“It's expected that the Hong Kong market landscape for air freight handling will be increasingly competitive in the short term with the current excess cargo terminal capacities, but it [will] likely be stabilized in the longer term when the market growth comes through steadily,” says AAT General Manager Khaw Hock Eng. “With the current airport expansion plans, we certainly hope to see the growth coming about sooner.” A third runway is proposed for the airport.

Although freight on European routes is not recovering, “the U.S. is coming back, ” says Whitehead, and trade through the Persian Gulf “is going gangbusters.” Hactl has always made a profit, and Whitehead expects it to do so next year, even without Cathay's business, though he will not say what the company's margins have been. Khaw says the current overcapacity was anticipated years ago, and AAT has been preparing for it, with improvements in productivity and product standards. Cathay Pacific Services was unable to comment at press time.

Khaw also hints that AAT is looking elsewhere for expansion. “Our business focus will still be our core business in Hong Kong, but we are open to explore other possible business opportunities or markets where we can leverage on our core competencies,” he says.

The strength of Hong Kong in airfreight is based partly on the efficiency of the customs procedures of the self-governing city, in contrast to those of China. The extra customs clearance is easily offset by the network advantages of the huge hub operation at the airport, not to mention efficient air traffic control. Additionally, the huge Chinese mainland airlines have not yet developed much expertise in air cargo, whereas Cathay Pacific has long been a strong competitor in the market.

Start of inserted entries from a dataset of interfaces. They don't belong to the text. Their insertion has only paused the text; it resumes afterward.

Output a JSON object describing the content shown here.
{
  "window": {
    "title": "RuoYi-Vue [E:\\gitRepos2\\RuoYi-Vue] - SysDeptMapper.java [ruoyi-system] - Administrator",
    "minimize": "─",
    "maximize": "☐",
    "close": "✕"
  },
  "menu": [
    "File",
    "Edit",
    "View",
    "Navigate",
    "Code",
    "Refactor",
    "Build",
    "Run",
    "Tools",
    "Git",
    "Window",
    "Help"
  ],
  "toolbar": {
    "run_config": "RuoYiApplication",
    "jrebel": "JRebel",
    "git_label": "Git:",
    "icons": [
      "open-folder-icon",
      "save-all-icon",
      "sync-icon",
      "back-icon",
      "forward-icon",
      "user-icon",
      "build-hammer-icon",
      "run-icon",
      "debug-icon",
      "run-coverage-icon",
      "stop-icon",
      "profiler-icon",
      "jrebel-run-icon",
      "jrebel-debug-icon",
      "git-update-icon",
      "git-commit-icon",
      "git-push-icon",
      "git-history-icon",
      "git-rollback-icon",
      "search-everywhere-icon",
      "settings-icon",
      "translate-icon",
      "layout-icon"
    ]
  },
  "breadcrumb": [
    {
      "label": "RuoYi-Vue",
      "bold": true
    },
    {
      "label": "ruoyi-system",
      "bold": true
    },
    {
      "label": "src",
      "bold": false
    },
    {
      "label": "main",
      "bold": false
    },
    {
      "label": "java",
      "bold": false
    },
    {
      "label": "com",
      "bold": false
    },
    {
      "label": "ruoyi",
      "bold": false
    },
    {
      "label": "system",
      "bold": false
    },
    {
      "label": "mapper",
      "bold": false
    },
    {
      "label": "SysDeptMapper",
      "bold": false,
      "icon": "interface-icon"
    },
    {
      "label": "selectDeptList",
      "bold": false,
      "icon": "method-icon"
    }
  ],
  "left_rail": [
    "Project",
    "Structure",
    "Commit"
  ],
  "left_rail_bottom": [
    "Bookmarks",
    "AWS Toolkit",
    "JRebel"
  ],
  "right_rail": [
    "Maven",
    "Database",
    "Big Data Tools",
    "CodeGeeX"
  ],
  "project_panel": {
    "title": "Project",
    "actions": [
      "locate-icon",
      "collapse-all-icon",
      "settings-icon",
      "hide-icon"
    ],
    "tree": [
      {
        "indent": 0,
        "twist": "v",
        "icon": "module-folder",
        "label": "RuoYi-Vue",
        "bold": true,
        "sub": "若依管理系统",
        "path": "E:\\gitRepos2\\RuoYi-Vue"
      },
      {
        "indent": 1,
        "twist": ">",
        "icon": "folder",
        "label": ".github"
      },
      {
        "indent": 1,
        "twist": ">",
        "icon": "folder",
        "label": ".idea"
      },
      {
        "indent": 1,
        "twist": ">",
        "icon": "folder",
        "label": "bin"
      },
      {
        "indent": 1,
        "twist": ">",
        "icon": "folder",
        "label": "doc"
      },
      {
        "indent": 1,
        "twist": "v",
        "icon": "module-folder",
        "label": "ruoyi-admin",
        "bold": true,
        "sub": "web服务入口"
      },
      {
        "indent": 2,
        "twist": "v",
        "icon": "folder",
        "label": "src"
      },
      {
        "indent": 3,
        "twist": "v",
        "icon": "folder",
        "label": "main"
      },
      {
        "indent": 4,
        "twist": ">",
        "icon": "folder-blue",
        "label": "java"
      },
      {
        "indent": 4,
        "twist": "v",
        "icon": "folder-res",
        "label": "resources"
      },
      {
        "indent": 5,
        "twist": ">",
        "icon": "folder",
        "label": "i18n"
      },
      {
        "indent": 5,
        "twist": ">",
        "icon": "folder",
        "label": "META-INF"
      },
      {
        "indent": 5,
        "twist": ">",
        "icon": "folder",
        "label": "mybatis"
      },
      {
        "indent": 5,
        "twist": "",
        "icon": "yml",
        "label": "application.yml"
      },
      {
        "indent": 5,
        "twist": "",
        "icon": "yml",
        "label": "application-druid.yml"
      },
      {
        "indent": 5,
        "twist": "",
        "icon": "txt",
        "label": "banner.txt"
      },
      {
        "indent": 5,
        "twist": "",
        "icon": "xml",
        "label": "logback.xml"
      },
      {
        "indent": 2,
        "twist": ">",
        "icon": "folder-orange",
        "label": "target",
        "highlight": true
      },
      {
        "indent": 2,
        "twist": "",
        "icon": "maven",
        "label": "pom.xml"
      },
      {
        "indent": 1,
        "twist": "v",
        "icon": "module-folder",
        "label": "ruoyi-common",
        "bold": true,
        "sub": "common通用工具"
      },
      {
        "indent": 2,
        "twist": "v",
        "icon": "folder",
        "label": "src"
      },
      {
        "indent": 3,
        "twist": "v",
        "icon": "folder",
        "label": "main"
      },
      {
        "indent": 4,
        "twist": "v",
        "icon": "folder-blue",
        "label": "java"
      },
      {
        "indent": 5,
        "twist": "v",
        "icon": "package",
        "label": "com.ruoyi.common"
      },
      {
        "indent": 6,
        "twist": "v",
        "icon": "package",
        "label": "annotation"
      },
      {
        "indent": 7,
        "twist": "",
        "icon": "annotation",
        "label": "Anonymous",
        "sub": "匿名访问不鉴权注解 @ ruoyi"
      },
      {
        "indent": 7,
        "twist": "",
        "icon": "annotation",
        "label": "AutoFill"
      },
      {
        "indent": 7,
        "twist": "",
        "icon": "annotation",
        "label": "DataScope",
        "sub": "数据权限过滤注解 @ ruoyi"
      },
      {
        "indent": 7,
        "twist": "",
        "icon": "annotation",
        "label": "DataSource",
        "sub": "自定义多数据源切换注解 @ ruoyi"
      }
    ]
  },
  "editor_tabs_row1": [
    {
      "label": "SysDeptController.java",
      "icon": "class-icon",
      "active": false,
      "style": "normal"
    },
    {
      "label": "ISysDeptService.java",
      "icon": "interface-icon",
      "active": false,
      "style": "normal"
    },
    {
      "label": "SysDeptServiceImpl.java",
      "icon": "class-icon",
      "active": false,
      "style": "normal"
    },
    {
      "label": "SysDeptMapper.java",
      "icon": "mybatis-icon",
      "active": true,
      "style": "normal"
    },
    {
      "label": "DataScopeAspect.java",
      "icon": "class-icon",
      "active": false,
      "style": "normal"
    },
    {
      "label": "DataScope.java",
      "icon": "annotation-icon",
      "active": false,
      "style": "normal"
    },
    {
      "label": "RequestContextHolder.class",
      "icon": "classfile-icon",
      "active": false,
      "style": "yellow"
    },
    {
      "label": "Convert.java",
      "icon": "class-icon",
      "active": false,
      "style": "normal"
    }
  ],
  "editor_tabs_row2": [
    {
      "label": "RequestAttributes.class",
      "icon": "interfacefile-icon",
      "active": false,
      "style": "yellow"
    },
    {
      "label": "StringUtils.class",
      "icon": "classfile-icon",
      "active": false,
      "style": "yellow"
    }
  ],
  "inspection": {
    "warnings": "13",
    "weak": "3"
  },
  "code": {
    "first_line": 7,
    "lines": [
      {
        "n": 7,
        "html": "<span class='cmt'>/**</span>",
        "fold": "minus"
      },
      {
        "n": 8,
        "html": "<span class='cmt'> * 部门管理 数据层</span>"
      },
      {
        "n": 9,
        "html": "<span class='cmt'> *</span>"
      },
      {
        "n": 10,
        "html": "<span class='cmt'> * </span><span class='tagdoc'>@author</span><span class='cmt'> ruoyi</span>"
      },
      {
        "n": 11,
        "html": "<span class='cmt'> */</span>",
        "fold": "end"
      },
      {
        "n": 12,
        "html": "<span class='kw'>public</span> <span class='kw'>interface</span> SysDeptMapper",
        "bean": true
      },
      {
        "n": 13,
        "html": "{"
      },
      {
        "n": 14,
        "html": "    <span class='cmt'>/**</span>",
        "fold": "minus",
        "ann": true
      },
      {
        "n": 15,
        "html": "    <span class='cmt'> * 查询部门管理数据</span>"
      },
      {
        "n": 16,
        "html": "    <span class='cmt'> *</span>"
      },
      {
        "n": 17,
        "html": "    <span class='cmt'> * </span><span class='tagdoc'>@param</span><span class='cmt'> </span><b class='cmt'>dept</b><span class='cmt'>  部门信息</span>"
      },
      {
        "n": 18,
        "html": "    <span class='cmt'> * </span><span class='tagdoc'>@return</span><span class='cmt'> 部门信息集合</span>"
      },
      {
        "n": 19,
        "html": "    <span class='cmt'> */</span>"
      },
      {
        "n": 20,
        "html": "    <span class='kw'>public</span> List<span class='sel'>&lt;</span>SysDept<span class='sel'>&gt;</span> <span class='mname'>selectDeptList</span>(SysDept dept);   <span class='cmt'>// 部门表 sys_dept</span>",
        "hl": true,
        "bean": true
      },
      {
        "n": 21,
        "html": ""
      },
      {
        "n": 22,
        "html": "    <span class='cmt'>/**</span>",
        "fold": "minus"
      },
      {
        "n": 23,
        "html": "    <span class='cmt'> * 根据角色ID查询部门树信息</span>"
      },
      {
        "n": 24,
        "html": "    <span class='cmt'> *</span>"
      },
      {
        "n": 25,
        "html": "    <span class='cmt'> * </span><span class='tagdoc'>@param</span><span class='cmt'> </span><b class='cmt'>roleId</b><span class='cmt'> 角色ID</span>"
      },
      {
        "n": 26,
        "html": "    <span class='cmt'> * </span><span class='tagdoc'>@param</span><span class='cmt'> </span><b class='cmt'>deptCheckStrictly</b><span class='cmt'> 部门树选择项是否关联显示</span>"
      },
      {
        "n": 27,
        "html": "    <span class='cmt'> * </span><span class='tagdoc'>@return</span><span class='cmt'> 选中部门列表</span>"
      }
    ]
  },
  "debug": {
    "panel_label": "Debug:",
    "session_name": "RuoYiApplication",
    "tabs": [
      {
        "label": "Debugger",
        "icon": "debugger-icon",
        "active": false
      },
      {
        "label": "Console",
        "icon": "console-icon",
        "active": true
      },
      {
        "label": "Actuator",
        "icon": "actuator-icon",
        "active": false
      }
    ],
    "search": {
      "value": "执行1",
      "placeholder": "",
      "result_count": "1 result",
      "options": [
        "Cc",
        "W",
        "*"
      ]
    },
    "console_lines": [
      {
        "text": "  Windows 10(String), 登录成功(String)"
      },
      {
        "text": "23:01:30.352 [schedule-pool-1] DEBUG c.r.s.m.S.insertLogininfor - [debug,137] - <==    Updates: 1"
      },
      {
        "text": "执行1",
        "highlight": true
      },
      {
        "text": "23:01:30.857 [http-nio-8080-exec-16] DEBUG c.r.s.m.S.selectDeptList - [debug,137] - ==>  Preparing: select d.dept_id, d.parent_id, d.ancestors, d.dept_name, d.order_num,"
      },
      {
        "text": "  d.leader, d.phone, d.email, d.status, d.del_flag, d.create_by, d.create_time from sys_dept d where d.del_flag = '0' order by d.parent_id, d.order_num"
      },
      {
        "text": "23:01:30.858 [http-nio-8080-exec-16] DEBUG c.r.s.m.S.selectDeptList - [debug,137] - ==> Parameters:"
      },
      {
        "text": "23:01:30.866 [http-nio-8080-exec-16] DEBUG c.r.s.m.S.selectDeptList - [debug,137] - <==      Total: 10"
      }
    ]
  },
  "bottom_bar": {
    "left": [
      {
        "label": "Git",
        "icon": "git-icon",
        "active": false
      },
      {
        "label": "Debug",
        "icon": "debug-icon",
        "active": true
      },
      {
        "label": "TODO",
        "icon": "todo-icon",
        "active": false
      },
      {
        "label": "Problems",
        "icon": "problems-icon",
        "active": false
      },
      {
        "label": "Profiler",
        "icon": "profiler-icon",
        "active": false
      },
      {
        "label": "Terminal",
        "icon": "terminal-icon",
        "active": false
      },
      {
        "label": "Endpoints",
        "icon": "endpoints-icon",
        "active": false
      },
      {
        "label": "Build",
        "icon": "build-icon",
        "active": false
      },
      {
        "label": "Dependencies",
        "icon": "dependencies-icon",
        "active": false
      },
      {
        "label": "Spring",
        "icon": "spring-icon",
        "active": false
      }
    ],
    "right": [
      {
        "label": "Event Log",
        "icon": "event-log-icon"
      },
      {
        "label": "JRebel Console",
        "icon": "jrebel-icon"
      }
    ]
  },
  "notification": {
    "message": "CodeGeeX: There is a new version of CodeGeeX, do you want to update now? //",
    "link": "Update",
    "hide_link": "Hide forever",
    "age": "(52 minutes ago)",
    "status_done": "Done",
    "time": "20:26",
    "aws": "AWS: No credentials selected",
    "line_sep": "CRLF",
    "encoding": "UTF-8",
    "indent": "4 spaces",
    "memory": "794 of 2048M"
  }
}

Hactl notes, however, that Chinese airports, which rarely seem to be short of government funds, are keen to get into the cargo business; Shanghai is already the third placed globally, with 3.09 million tons in 2011. Moreover, Hong Kong's growth will be stunted if it does not add a third runway, which so far has only in-principle approval.

Labor at Hong Kong's airport is in short supply, partly because young people in the highly developed city increasingly think that work there is not sufficiently prestigious. Whitehead says pay would have to increase considerably to attract enough people, so Hactl is instead forced to find ways of improving labor efficiency. The shift of business to Cathay Pacific Services may not have alleviated the problem decisively, since the new competitor for business is also competing for workers.

Rivalry from shipping lines is also mounting. By controlling container temperatures, for example, shipping lines now have greater scope to carry medicines, which would otherwise go by air. For inbound airfreight at Hong Kong, that is a significant issue, since foreign medicines, which Chinese trust more than those made domestically, support the very weak demand for freight space into China from Europe or North America. Aircraft capacity is set mainly by the enormous outward volumes.

Hactl can keep its concession on its facility for up 30 years, ending in 2028. Whitehead expects the equipment that stows and retrieves containers and pallets will last for the same period. Once the new capacity is filled, there should be room for yet more cargo terminals near the new runway—assuming it is built and that competing mainland airports in southern China have not by then grabbed much of the business.

Airbus forecasts that the world's largest airfreight flow in 2032 will be from China to the U.S., at more than double today's U.S. domestic business, which will slip to second place. China will grow 6.4% a year, compared with 2.1% in the U.S. domestic market. The third-biggest flow will be from Europe to China, with the return flow ranking fourth.